_WHAT THE EXERCISE ASKS_:
Before you write out the listing, remove the pictures; everything else stays exactly as it is.

(Beginning of DATA SUPPLIED)

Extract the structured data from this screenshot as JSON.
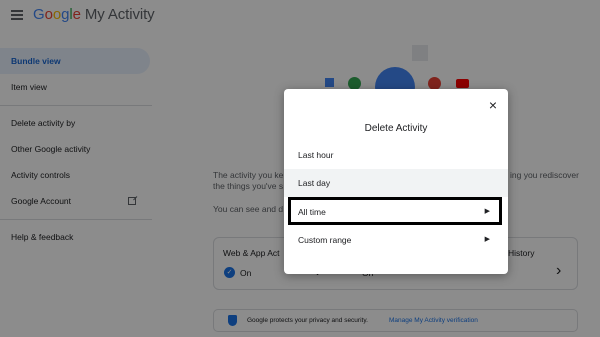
{
  "header": {
    "logo_google": [
      "G",
      "o",
      "o",
      "g",
      "l",
      "e"
    ],
    "logo_rest": "My Activity"
  },
  "sidebar": {
    "items": [
      {
        "label": "Bundle view"
      },
      {
        "label": "Item view"
      },
      {
        "label": "Delete activity by"
      },
      {
        "label": "Other Google activity"
      },
      {
        "label": "Activity controls"
      },
      {
        "label": "Google Account"
      },
      {
        "label": "Help & feedback"
      }
    ]
  },
  "main": {
    "intro_left": "The activity you ke",
    "intro_right": "ing you rediscover",
    "intro_line2": "the things you've s",
    "see_text": "You can see and d",
    "cards": [
      {
        "title": "Web & App Act",
        "status": "On"
      },
      {
        "title": "",
        "status": "On"
      },
      {
        "title": "History",
        "status": ""
      }
    ],
    "privacy_text": "Google protects your privacy and security.",
    "privacy_link": "Manage My Activity verification"
  },
  "dialog": {
    "title": "Delete Activity",
    "close": "×",
    "options": [
      {
        "label": "Last hour"
      },
      {
        "label": "Last day"
      },
      {
        "label": "All time"
      },
      {
        "label": "Custom range"
      }
    ]
  },
  "colors": {
    "accent": "#1a73e8",
    "overlay": "rgba(0,0,0,0.45)"
  }
}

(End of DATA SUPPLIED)

_PROBLEM SOLUTION_:
Extract the structured data from this screenshot as JSON.
{
  "header": {
    "logo_google": [
      "G",
      "o",
      "o",
      "g",
      "l",
      "e"
    ],
    "logo_rest": "My Activity"
  },
  "sidebar": {
    "items": [
      {
        "label": "Bundle view"
      },
      {
        "label": "Item view"
      },
      {
        "label": "Delete activity by"
      },
      {
        "label": "Other Google activity"
      },
      {
        "label": "Activity controls"
      },
      {
        "label": "Google Account"
      },
      {
        "label": "Help & feedback"
      }
    ]
  },
  "main": {
    "intro_left": "The activity you ke",
    "intro_right": "ing you rediscover",
    "intro_line2": "the things you've s",
    "see_text": "You can see and d",
    "cards": [
      {
        "title": "Web & App Act",
        "status": "On"
      },
      {
        "title": "",
        "status": "On"
      },
      {
        "title": "History",
        "status": ""
      }
    ],
    "privacy_text": "Google protects your privacy and security.",
    "privacy_link": "Manage My Activity verification"
  },
  "dialog": {
    "title": "Delete Activity",
    "close": "×",
    "options": [
      {
        "label": "Last hour"
      },
      {
        "label": "Last day"
      },
      {
        "label": "All time"
      },
      {
        "label": "Custom range"
      }
    ]
  },
  "colors": {
    "accent": "#1a73e8",
    "overlay": "rgba(0,0,0,0.45)"
  }
}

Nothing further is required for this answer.